Nov 20, 2018 – 13:06
FRANKFURT (Reuters) – The lawyer for Asia Bibi, a Pakistani Christian acquitted of capital blasphemy charges, appealed on Tuesday to Germany to give her whole family citizenship to start a new life in Europe.
Saiful Mulook told a news conference in Frankfurt that Bibi was now free but she and her family needed a passport to leave the country.
Bibi, 53, was convicted of blasphemy in 2010 over allegations she made derogatory remarks about Islam after neighbours objected to her drinking water from their glass because she was not Muslim.
The Supreme Court acquitted her last month.
“The whole world is asking why she’s not coming,” Mulook told reporters. “The answer is first that to leave a country you need a visa or you require a passport of another country.”
“If the German chancellor directs her ambassador to give a passport to her, her husband and her two daughters conferring German nationality, nobody can stop her for one second because she is no longer Pakistani,” he added.
“So far, no government has come forward in such an open and free manner,” he said.
It was unclear why citizenship, rather than a visa, was necessary for her to leave Pakistan, though Mulook said pressure from religious extremists was making it harder for Islamabad to arrange her departure.
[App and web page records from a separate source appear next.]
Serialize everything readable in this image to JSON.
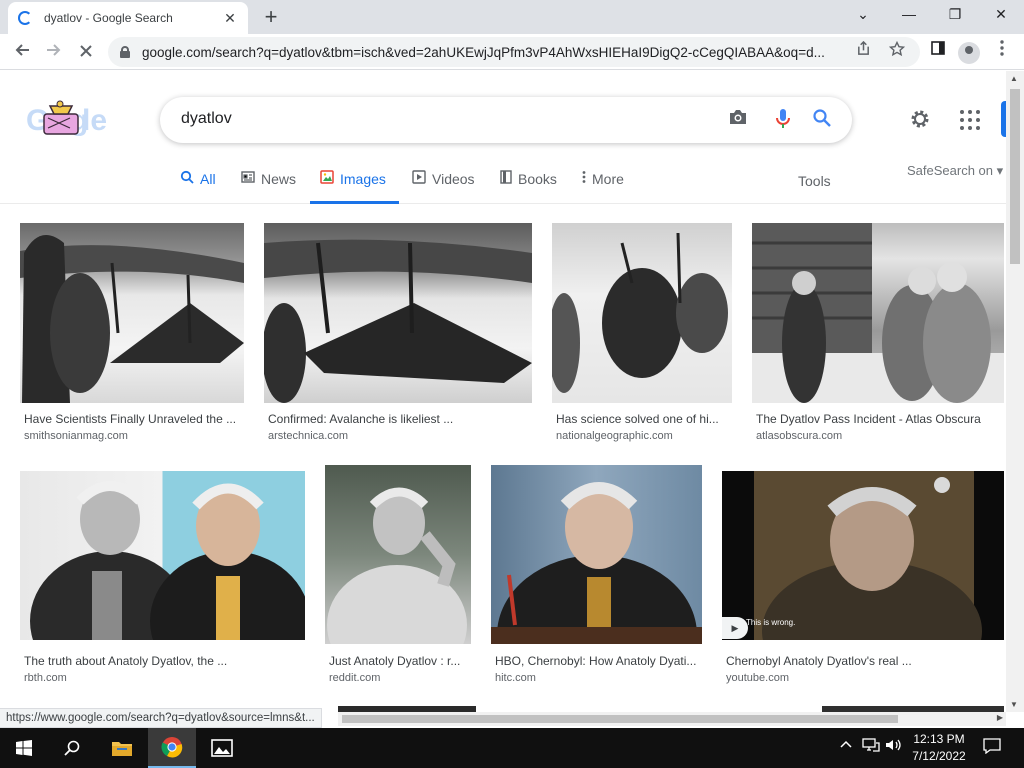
{
  "browser": {
    "tab_title": "dyatlov - Google Search",
    "tab_close": "✕",
    "new_tab": "+",
    "window_controls": {
      "tab_list": "⌄",
      "minimize": "—",
      "restore": "❐",
      "close": "✕"
    },
    "url": "google.com/search?q=dyatlov&tbm=isch&ved=2ahUKEwjJqPfm3vP4AhWxsHIEHaI9DigQ2-cCegQIABAA&oq=d...",
    "status_url": "https://www.google.com/search?q=dyatlov&source=lmns&t..."
  },
  "search": {
    "query": "dyatlov",
    "nav": [
      {
        "label": "All",
        "icon": "search-icon",
        "active": false
      },
      {
        "label": "News",
        "icon": "news-icon",
        "active": false
      },
      {
        "label": "Images",
        "icon": "image-icon",
        "active": true
      },
      {
        "label": "Videos",
        "icon": "play-icon",
        "active": false
      },
      {
        "label": "Books",
        "icon": "book-icon",
        "active": false
      },
      {
        "label": "More",
        "icon": "more-vert-icon",
        "active": false
      }
    ],
    "tools": "Tools",
    "safesearch": "SafeSearch on ▾"
  },
  "results": [
    {
      "title": "Have Scientists Finally Unraveled the ...",
      "source": "smithsonianmag.com"
    },
    {
      "title": "Confirmed: Avalanche is likeliest ...",
      "source": "arstechnica.com"
    },
    {
      "title": "Has science solved one of hi...",
      "source": "nationalgeographic.com"
    },
    {
      "title": "The Dyatlov Pass Incident - Atlas Obscura",
      "source": "atlasobscura.com"
    },
    {
      "title": "The truth about Anatoly Dyatlov, the ...",
      "source": "rbth.com"
    },
    {
      "title": "Just Anatoly Dyatlov : r...",
      "source": "reddit.com"
    },
    {
      "title": "HBO, Chernobyl: How Anatoly Dyati...",
      "source": "hitc.com"
    },
    {
      "title": "Chernobyl Anatoly Dyatlov's real ...",
      "source": "youtube.com",
      "overlay_text": "This is wrong."
    }
  ],
  "taskbar": {
    "time": "12:13 PM",
    "date": "7/12/2022"
  },
  "colors": {
    "accent": "#1a73e8",
    "chrome_bg": "#dee1e6",
    "taskbar_bg": "#101010"
  }
}
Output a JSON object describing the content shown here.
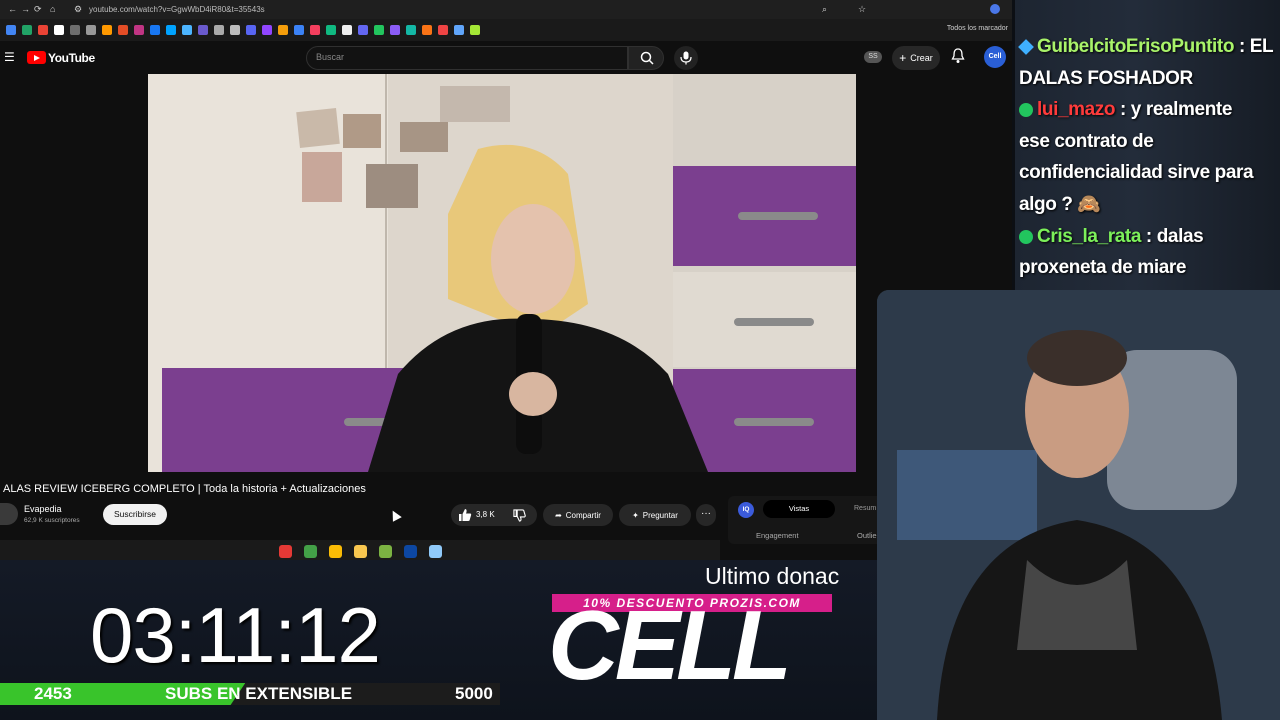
{
  "browser": {
    "url": "youtube.com/watch?v=GgwWbD4iR80&t=35543s",
    "bookmarks_all_label": "Todos los marcador",
    "bookmark_colors": [
      "#4285f4",
      "#21a366",
      "#ea4335",
      "#ffffff",
      "#6e6e6e",
      "#999999",
      "#ff9900",
      "#e44d26",
      "#c13584",
      "#1877f2",
      "#00a3ff",
      "#4cb5ff",
      "#6a5acd",
      "#aaaaaa",
      "#bdbdbd",
      "#5865f2",
      "#9146ff",
      "#f59e0b",
      "#3b82f6",
      "#f43f5e",
      "#10b981",
      "#eeeeee",
      "#6366f1",
      "#22c55e",
      "#8b5cf6",
      "#14b8a6",
      "#f97316",
      "#ef4444",
      "#60a5fa",
      "#a3e635"
    ]
  },
  "youtube": {
    "logo_text": "YouTube",
    "search_placeholder": "Buscar",
    "ss_badge": "SS",
    "create_label": "Crear",
    "avatar_label": "Cell",
    "video_title": "ALAS REVIEW ICEBERG COMPLETO | Toda la historia + Actualizaciones",
    "channel_name": "Evapedia",
    "channel_subs": "62,9 K suscriptores",
    "subscribe_label": "Suscribirse",
    "like_count": "3,8 K",
    "share_label": "Compartir",
    "ask_label": "Preguntar",
    "more_label": "···",
    "extension": {
      "icon_label": "IQ",
      "tab_active": "Vistas",
      "tab_2": "Resum",
      "label_1": "Engagement",
      "label_2": "Outlie"
    }
  },
  "taskbar": {
    "icon_colors": [
      "#e53935",
      "#43a047",
      "#fbbc05",
      "#f9c74f",
      "#7cb342",
      "#0d47a1",
      "#90caf9"
    ]
  },
  "chat": {
    "lines": [
      {
        "user": "GuibelcitoErisoPuntito",
        "user_color": "#a9f36a",
        "text": ": EL"
      },
      {
        "user": "",
        "user_color": "#ffffff",
        "text": "DALAS FOSHADOR"
      },
      {
        "user": "lui_mazo",
        "user_color": "#ff3b3b",
        "text": ": y realmente"
      },
      {
        "user": "",
        "user_color": "#ffffff",
        "text": "ese contrato de"
      },
      {
        "user": "",
        "user_color": "#ffffff",
        "text": "confidencialidad sirve para"
      },
      {
        "user": "",
        "user_color": "#ffffff",
        "text": "algo ? 🙈"
      },
      {
        "user": "Cris_la_rata",
        "user_color": "#7cf05a",
        "text": ": dalas"
      },
      {
        "user": "",
        "user_color": "#ffffff",
        "text": "proxeneta de miare"
      }
    ]
  },
  "overlay": {
    "timer": "03:11:12",
    "progress_current": "2453",
    "progress_label": "SUBS EN EXTENSIBLE",
    "progress_goal": "5000",
    "progress_fraction": 0.4906,
    "last_donation_label": "Ultimo donac",
    "promo": "10% DESCUENTO PROZIS.COM",
    "donor_name": "CELL"
  },
  "colors": {
    "accent_red": "#ff0000",
    "progress_green": "#39c42b",
    "promo_pink": "#d61f8a"
  }
}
She and her family are staying at a safe house in Pakistan, despite offers of asylum from countries including Canada.
Mulook said the status of a friend of Bibi’s husband, who has a wife and five daughters, whom he would like to join them, was a sticking point. Another wife of Bibi’s husband and her three daughters were not seeking to leave Pakistan with Bibi, he added.
German officials have said that they and a number of other countries are in talks with Bibi’s family and the Pakistani government to find a way of rehousing her.
Mulook, who has himself sought refuge in the Netherlands after being threatened for taking on Bibi’s case, said Bibi had no preference as to which country she would travel to for asylum.
The German government had no immediate comment on the request for a passport.
(Reporting by Reuters Television; Writing by Thomas Escritt; Editing by Matthew Mpoke Bigg)